At the end of 2018, Tesla had about $3.7 billion in cash and equivalents. It began generating positive free cash flow at the end of last year and may need to continue to do so to pay off pending debts.
Tesla had around $11 billion in debt at the end of last year, as reported by The Associated Press.
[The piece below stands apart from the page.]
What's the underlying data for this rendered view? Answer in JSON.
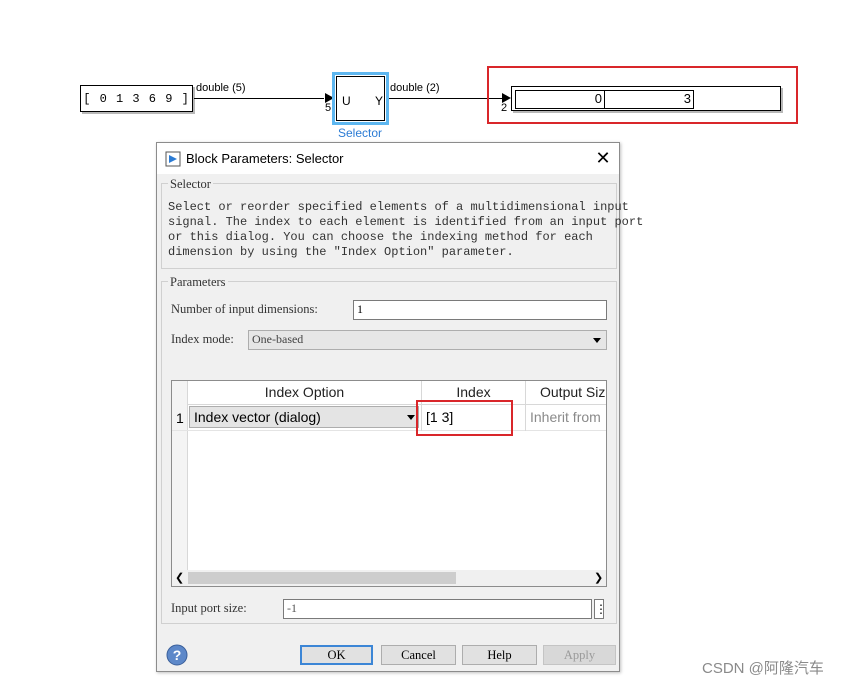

That figure includes $566 million worth of notes due in November and $1.1 billion due in June 2020. Additionally, $1.38 billion worth of notes come due in March 2021 and $978 million mature the following year.
Skeptics doubted Tesla would be able to make Friday’s payment without raising capital.
On Thursday evening the automaker announced further cost-cutting initiatives, including store closures and a gradual shift to online only sales.
It also unveiled a version of its flagship Model 3 sedan with a price tag of $35,000 – as Musk delivered on a long-awaited promise.
Meanwhile, the entrepreneur has been running into more trouble with the Securities and Exchange Commission (SEC) regarding his social media posts. The SEC last week filed documents indicating Musk was in contempt of court after firing off a tweet they allege he did not receive pre-approval for – a condition of his previous settlement with the body. The Tesla CEO has until March 11 to respond.